HOW TO COMPLETE THIS TASK:
Count up the lines below that hold "rápido", then give that count by itself.

PROVIDED RECORDS:
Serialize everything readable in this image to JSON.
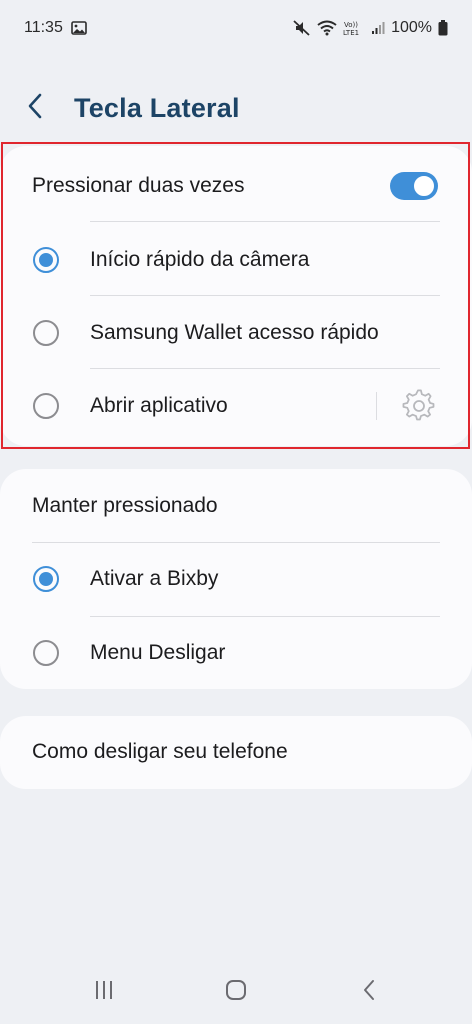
{
  "status_bar": {
    "time": "11:35",
    "battery": "100%",
    "icons": [
      "gallery-icon",
      "mute-icon",
      "wifi-icon",
      "volte-lte-icon",
      "signal-icon",
      "battery-icon"
    ]
  },
  "header": {
    "title": "Tecla Lateral",
    "back_icon": "chevron-left-icon"
  },
  "press_twice": {
    "label": "Pressionar duas vezes",
    "enabled": true,
    "options": [
      {
        "label": "Início rápido da câmera",
        "selected": true
      },
      {
        "label": "Samsung Wallet acesso rápido",
        "selected": false
      },
      {
        "label": "Abrir aplicativo",
        "selected": false,
        "settings_icon": "gear-icon"
      }
    ]
  },
  "hold": {
    "label": "Manter pressionado",
    "options": [
      {
        "label": "Ativar a Bixby",
        "selected": true
      },
      {
        "label": "Menu Desligar",
        "selected": false
      }
    ]
  },
  "power_off_help": {
    "label": "Como desligar seu telefone"
  },
  "colors": {
    "accent": "#3f8fd8",
    "title": "#1d4466",
    "highlight": "#e0262e",
    "background": "#eef0f4",
    "card": "#fbfbfd"
  },
  "navbar": {
    "icons": [
      "recents-icon",
      "home-icon",
      "back-icon"
    ]
  }
}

TASK SOLUTION:
2